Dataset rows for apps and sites
────────────────────
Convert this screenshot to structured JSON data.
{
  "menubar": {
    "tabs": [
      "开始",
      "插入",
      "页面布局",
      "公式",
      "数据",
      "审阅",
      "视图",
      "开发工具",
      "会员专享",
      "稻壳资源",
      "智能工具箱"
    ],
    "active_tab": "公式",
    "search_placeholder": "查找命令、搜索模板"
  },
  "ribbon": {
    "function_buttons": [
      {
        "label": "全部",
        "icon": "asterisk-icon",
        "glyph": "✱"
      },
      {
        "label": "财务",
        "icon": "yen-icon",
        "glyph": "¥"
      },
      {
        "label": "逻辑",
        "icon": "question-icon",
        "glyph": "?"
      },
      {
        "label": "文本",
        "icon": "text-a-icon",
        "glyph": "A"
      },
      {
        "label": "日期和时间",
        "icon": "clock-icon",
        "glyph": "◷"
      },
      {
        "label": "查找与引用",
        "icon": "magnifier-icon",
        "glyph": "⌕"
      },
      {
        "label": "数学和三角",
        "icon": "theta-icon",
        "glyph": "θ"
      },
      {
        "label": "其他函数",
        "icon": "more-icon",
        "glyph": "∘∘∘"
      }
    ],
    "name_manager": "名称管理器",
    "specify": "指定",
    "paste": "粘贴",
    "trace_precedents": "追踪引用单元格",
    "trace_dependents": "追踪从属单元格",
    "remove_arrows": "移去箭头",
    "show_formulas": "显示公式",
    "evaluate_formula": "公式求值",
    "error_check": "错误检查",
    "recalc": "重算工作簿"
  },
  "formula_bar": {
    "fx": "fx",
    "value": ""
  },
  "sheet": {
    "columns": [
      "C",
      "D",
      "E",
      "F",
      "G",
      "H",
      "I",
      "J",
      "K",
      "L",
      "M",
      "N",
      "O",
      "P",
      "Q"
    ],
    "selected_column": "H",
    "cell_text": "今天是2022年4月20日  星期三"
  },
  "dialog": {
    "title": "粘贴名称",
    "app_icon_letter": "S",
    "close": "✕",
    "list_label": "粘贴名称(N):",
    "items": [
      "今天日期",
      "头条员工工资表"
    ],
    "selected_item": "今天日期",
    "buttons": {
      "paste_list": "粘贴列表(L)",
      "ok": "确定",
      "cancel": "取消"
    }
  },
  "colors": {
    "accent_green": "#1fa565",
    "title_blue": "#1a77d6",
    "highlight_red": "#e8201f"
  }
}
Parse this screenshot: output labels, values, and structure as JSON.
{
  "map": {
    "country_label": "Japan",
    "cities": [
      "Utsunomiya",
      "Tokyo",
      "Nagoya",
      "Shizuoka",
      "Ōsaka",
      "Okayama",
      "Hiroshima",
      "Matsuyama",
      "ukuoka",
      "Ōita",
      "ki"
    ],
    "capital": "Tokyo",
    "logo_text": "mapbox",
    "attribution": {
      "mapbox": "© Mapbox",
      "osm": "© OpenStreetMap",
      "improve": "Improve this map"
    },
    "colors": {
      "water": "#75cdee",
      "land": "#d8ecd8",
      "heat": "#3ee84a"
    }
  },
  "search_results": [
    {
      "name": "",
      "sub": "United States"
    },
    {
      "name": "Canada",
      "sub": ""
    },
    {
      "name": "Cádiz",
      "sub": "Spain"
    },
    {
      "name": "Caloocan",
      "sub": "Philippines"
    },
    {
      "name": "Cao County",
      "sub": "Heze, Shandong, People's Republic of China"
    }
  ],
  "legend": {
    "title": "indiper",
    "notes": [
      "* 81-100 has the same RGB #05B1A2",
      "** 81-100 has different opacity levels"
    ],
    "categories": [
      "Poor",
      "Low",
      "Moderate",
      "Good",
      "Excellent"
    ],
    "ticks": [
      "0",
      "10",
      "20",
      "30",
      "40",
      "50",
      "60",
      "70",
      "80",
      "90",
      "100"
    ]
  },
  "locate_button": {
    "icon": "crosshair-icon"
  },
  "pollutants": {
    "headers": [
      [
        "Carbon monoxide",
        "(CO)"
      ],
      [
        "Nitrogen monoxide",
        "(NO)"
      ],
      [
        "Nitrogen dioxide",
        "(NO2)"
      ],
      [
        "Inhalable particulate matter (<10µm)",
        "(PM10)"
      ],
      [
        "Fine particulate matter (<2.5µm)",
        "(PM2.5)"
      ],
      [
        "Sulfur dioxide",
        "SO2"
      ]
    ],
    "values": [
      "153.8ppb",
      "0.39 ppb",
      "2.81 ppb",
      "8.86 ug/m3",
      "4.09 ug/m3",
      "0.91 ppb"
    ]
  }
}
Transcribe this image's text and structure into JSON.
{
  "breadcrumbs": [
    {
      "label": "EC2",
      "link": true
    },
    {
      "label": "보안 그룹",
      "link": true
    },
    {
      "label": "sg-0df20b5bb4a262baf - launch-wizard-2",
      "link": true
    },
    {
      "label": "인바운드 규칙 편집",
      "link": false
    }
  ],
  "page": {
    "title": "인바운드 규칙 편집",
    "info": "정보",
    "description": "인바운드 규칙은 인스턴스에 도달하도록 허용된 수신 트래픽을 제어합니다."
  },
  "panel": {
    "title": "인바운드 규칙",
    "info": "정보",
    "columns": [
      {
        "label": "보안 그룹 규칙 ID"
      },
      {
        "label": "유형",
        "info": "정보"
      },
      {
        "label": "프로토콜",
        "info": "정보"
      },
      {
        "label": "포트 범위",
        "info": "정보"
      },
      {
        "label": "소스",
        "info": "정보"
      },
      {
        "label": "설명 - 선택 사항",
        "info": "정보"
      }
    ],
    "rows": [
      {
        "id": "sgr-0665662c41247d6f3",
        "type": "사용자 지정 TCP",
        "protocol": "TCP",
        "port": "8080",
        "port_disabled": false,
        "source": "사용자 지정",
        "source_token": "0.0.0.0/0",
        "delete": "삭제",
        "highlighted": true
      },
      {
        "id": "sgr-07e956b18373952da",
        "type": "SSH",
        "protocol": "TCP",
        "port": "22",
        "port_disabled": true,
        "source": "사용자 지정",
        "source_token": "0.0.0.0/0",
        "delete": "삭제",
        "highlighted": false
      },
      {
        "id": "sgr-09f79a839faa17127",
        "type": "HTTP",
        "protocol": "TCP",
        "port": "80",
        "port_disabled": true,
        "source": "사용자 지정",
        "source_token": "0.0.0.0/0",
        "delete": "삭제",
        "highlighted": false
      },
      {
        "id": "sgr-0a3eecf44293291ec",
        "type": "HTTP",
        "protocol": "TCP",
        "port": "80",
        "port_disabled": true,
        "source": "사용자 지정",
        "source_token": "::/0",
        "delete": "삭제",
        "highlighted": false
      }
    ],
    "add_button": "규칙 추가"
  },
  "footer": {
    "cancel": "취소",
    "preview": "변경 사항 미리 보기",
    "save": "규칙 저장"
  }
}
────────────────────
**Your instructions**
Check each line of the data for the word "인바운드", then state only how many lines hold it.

**Result**
4